For more about the other apartment buildings designed by the Zwebells as well as other similar buildings see the valuable reference book COURTYARD HOUSING IN LOS ANGELES by Stefanos Polyzoides, Roger Sherwood, and James Tice, now in its fifth printing after being originally published in 1996.


  1. Love old apartments like this -what a great complex! Thanks for including the plans and sections too.

    1. A.D., they don't build them like this anymore -- but they should. Thanks for your comments.

  2. For years I have wanted a house with a courtyard but this beautiful old place would work just as well – all this beauty and neighbours to watch as well!

    1. B., it's a great concept for a commune-like compound for friends, isn't it? Thanks for commenting.

  3. I live three blocks away from this building. There are many other wonderful buildings in the area that are French or Spanish in style, like El Mirador on Sweetzer, built in 1929.

    Coincidentally, I had Tice and Polyzoides as professors at USC architectural school in 1975.

    1. D., I applaud your former professors for recognizing the elements that make up an interesting residential neighborhood and recording them in this book for all to appreciate. Thank you for commenting.

  4. The Zwebells were TOP, their buildings enchanting...all clustered in the same vicinity save for a couple, one where the Ruby Slippers resided after being "RESCUED" from MGM. I longed for an apartment in The Andalusia...but at that time, no one really ever moved out unless they passed onto the next dimension.

    If one could call a Motorcourt a work of Art...this is IT! Wright and Wilfong brought a Grande Dame back to her Golden Age! Wonderful story and glad your familiar with the buildings.

    1. T.S., thank you for your comments.
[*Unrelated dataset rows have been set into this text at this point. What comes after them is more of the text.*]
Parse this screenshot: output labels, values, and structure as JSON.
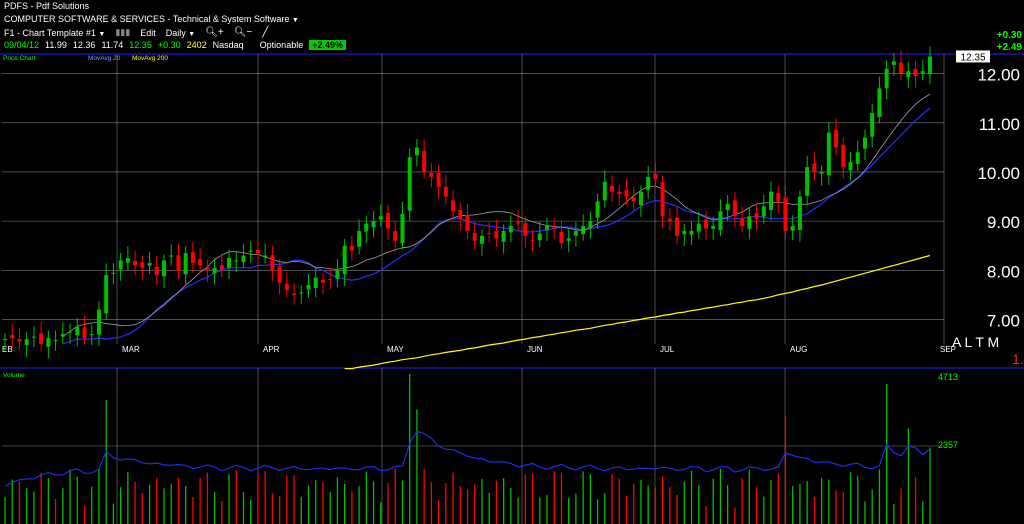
{
  "header": {
    "symbol_line": "PDFS - Pdf Solutions",
    "industry": "COMPUTER SOFTWARE & SERVICES - Technical & System Software",
    "template": "F1 - Chart Template #1",
    "edit": "Edit",
    "interval": "Daily",
    "date": "09/04/12",
    "open": "11.99",
    "high": "12.36",
    "low": "11.74",
    "close": "12.35",
    "change": "+0.30",
    "volume": "2402",
    "exchange": "Nasdaq",
    "optionable": "Optionable",
    "pct_change": "+2.49%",
    "right_change": "+0.30",
    "right_pct": "+2.49"
  },
  "price_panel": {
    "legend_price": "Price Chart",
    "legend_ma20": "MovAvg 20",
    "legend_ma200": "MovAvg 200",
    "last_price_label": "12.35",
    "right_codes": "A L T M",
    "right_red": "1.",
    "y_ticks": [
      "12.00",
      "11.00",
      "10.00",
      "9.00",
      "8.00",
      "7.00"
    ],
    "x_ticks": [
      "EB",
      "MAR",
      "APR",
      "MAY",
      "JUN",
      "JUL",
      "AUG",
      "SEP"
    ]
  },
  "volume_panel": {
    "legend": "Volume",
    "legend_avg": "",
    "y_ticks": [
      "4713",
      "2357"
    ]
  },
  "colors": {
    "up": "#00c000",
    "down": "#ff0000",
    "ma20": "#a0a0a0",
    "ma200": "#ffff00",
    "vol_avg": "#2030ff",
    "grid": "#808080",
    "frame": "#2020ff"
  },
  "chart_data": {
    "type": "candlestick",
    "symbol": "PDFS",
    "ylim": [
      6.5,
      12.4
    ],
    "x_months": [
      "Feb",
      "Mar",
      "Apr",
      "May",
      "Jun",
      "Jul",
      "Aug",
      "Sep"
    ],
    "close": [
      6.6,
      6.62,
      6.55,
      6.6,
      6.65,
      6.5,
      6.62,
      6.58,
      6.7,
      6.75,
      6.85,
      6.62,
      6.7,
      7.2,
      7.9,
      7.95,
      8.2,
      8.25,
      8.1,
      8.05,
      8.15,
      7.9,
      8.2,
      8.3,
      8.0,
      8.35,
      8.15,
      8.1,
      8.0,
      8.05,
      8.0,
      8.25,
      8.2,
      8.3,
      8.4,
      8.35,
      8.3,
      8.0,
      7.75,
      7.6,
      7.5,
      7.55,
      7.7,
      7.85,
      7.75,
      7.8,
      8.0,
      8.5,
      8.4,
      8.8,
      8.95,
      9.0,
      9.1,
      8.85,
      8.6,
      9.15,
      10.3,
      10.5,
      10.0,
      9.9,
      9.7,
      9.5,
      9.2,
      9.05,
      8.8,
      8.6,
      8.7,
      8.75,
      8.65,
      8.8,
      8.9,
      8.95,
      8.7,
      8.6,
      8.75,
      8.9,
      8.85,
      8.55,
      8.65,
      8.8,
      8.9,
      9.0,
      9.4,
      9.8,
      9.6,
      9.55,
      9.5,
      9.4,
      9.6,
      9.9,
      9.85,
      9.1,
      9.0,
      8.7,
      8.8,
      8.8,
      8.95,
      8.85,
      8.9,
      9.2,
      9.35,
      9.1,
      8.9,
      9.1,
      9.05,
      9.3,
      9.6,
      9.4,
      8.8,
      8.9,
      9.5,
      10.1,
      10.0,
      10.0,
      10.8,
      10.5,
      10.1,
      10.2,
      10.4,
      10.7,
      11.2,
      11.7,
      12.1,
      12.25,
      12.0,
      12.05,
      11.95,
      12.05,
      12.35
    ],
    "ma20": [
      6.5,
      6.55,
      6.6,
      6.6,
      6.6,
      6.62,
      6.6,
      6.62,
      6.64,
      6.7,
      6.78,
      6.9,
      7.05,
      7.2,
      7.32,
      7.45,
      7.55,
      7.65,
      7.72,
      7.8,
      7.85,
      7.95,
      8.0,
      8.05,
      8.05,
      8.05,
      8.05,
      8.1,
      8.1,
      8.12,
      8.12,
      8.15,
      8.2,
      8.2,
      8.15,
      8.05,
      8.0,
      7.92,
      7.85,
      7.82,
      7.8,
      7.82,
      7.88,
      7.92,
      8.0,
      8.1,
      8.2,
      8.3,
      8.38,
      8.5,
      8.65,
      8.8,
      8.95,
      9.02,
      9.05,
      9.05,
      9.0,
      8.95,
      8.92,
      8.9,
      8.88,
      8.86,
      8.84,
      8.8,
      8.78,
      8.78,
      8.8,
      8.82,
      8.85,
      8.88,
      8.88,
      8.85,
      8.82,
      8.85,
      8.88,
      8.9,
      8.95,
      9.02,
      9.1,
      9.2,
      9.3,
      9.38,
      9.42,
      9.4,
      9.35,
      9.3,
      9.22,
      9.18,
      9.15,
      9.1,
      9.05,
      9.05,
      9.05,
      9.05,
      9.05,
      9.08,
      9.1,
      9.08,
      9.05,
      9.05,
      9.05,
      9.05,
      9.1,
      9.15,
      9.25,
      9.35,
      9.48,
      9.58,
      9.68,
      9.78,
      9.88,
      10.0,
      10.15,
      10.3,
      10.45,
      10.6,
      10.75,
      10.9,
      11.05,
      11.18,
      11.3
    ],
    "ma200": [
      6.0,
      6.0,
      6.03,
      6.05,
      6.07,
      6.1,
      6.13,
      6.15,
      6.18,
      6.2,
      6.22,
      6.25,
      6.28,
      6.3,
      6.33,
      6.35,
      6.37,
      6.4,
      6.42,
      6.45,
      6.48,
      6.5,
      6.52,
      6.55,
      6.58,
      6.6,
      6.63,
      6.65,
      6.68,
      6.7,
      6.73,
      6.75,
      6.78,
      6.8,
      6.82,
      6.85,
      6.88,
      6.9,
      6.93,
      6.95,
      6.98,
      7.0,
      7.03,
      7.05,
      7.08,
      7.1,
      7.13,
      7.15,
      7.18,
      7.2,
      7.23,
      7.25,
      7.28,
      7.3,
      7.33,
      7.35,
      7.38,
      7.4,
      7.43,
      7.46,
      7.5,
      7.53,
      7.56,
      7.6,
      7.63,
      7.67,
      7.7,
      7.74,
      7.78,
      7.82,
      7.86,
      7.9,
      7.94,
      7.98,
      8.02,
      8.06,
      8.1,
      8.14,
      8.18,
      8.22,
      8.26,
      8.3
    ],
    "volume_max": 4713
  }
}
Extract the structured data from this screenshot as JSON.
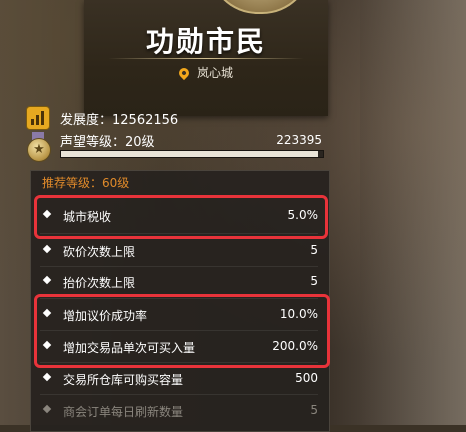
{
  "header": {
    "title": "功勋市民",
    "city": "岚心城"
  },
  "stats": {
    "development_label": "发展度：12562156",
    "reputation_label": "声望等级：20级",
    "reputation_points": "223395",
    "reputation_progress": 0.98
  },
  "panel": {
    "recommend_label": "推荐等级：60级",
    "rows": [
      {
        "label": "城市税收",
        "value": "5.0%"
      },
      {
        "label": "砍价次数上限",
        "value": "5"
      },
      {
        "label": "抬价次数上限",
        "value": "5"
      },
      {
        "label": "增加议价成功率",
        "value": "10.0%"
      },
      {
        "label": "增加交易品单次可买入量",
        "value": "200.0%"
      },
      {
        "label": "交易所仓库可购买容量",
        "value": "500"
      },
      {
        "label": "商会订单每日刷新数量",
        "value": "5"
      }
    ]
  },
  "colors": {
    "accent_orange": "#e08a2a",
    "highlight_red": "#e8333a",
    "pin": "#f3a81c"
  },
  "icons": {
    "location": "location-pin-icon",
    "development": "bar-chart-icon",
    "reputation": "medal-icon",
    "bullet": "diamond-bullet-icon"
  }
}
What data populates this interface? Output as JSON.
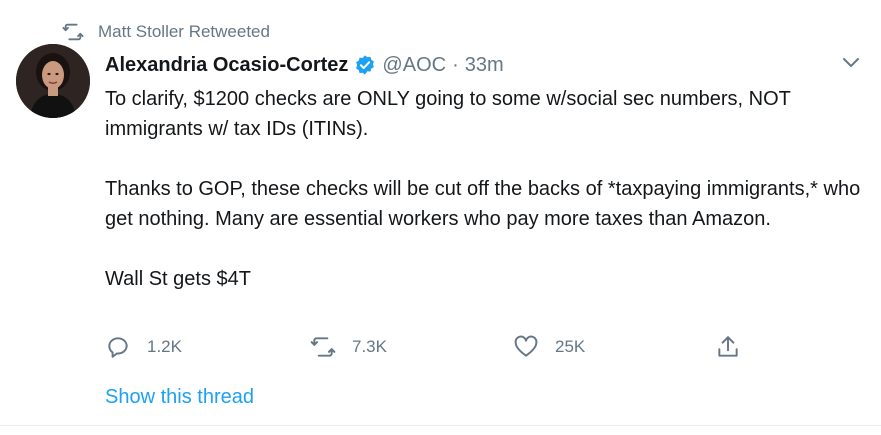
{
  "retweet": {
    "icon": "retweet-icon",
    "text": "Matt Stoller Retweeted"
  },
  "author": {
    "name": "Alexandria Ocasio-Cortez",
    "verified": true,
    "handle": "@AOC",
    "separator": "·",
    "time": "33m"
  },
  "tweet": {
    "paragraphs": [
      "To clarify, $1200 checks are ONLY going to some w/social sec numbers, NOT immigrants w/ tax IDs (ITINs).",
      "Thanks to GOP, these checks will be cut off the backs of *taxpaying immigrants,* who get nothing. Many are essential workers who pay more taxes than Amazon.",
      "Wall St gets $4T"
    ]
  },
  "actions": {
    "reply": {
      "icon": "reply-icon",
      "count": "1.2K"
    },
    "retweet": {
      "icon": "retweet-icon",
      "count": "7.3K"
    },
    "like": {
      "icon": "heart-icon",
      "count": "25K"
    },
    "share": {
      "icon": "share-icon"
    }
  },
  "show_thread": "Show this thread",
  "colors": {
    "text": "#14171a",
    "muted": "#657786",
    "link": "#1da1f2",
    "verified": "#1da1f2"
  }
}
I am glad to see that there's still appreciation for scale and architectural interest in relatively modest multi-family residential architecture.

  5. This is the best of the best in Los Angeles (if you want to know how to sound like an "insider" pronounce it, "Los Ang-les.....(hard g (skip the middle....syllables)!

    Honestly.....I grew up there.....and the old guard ...this is how they pronounced it!


    1. Thanks, P.B. And we DO want to sound like an insider so we appreciate the tip.

  6. Devoted Readers, please be reminded that Anonymous comments cannot be published, despite that option being offered in the standard Blogger format that is used here for 'Comment as:'. If you do not wish to use your real name or Google Identity, an alias is permitted. Comments of a different viewpoint are not disqualified, but it is essential that the comment reflect the topic of the current post.

  7. I've always wondered if the Zwebells knew Arthur Byne and Mildred Stapley...such a similar vein in appreciation of Hispanic Architecture and Art instrumental in the Revival of Spanish Moorish architecture of the early 20thC Coast to Coast.

    1. T.S., Arthur and Mildred Stapley Byne lived in Madrid after 1916, but surely the Zwebells became familiar with their books at some point. For those Devoted Readers interested in Spanish architecture, patios & gardens, furniture, and hardware, these books have been republished and are still available. Thank you for bringing up that point, T.S.


Your interest in this blog is appreciated. Other commitments might prevent an immediate response to your comments or questions. That does not lessen the value of the blog reader's input, however. Only comments relating to the current post are eligible for publication; non-relevant comments and promotional references will be deleted. Contact me at regarding other questions. Anonymous comments cannot be accepted.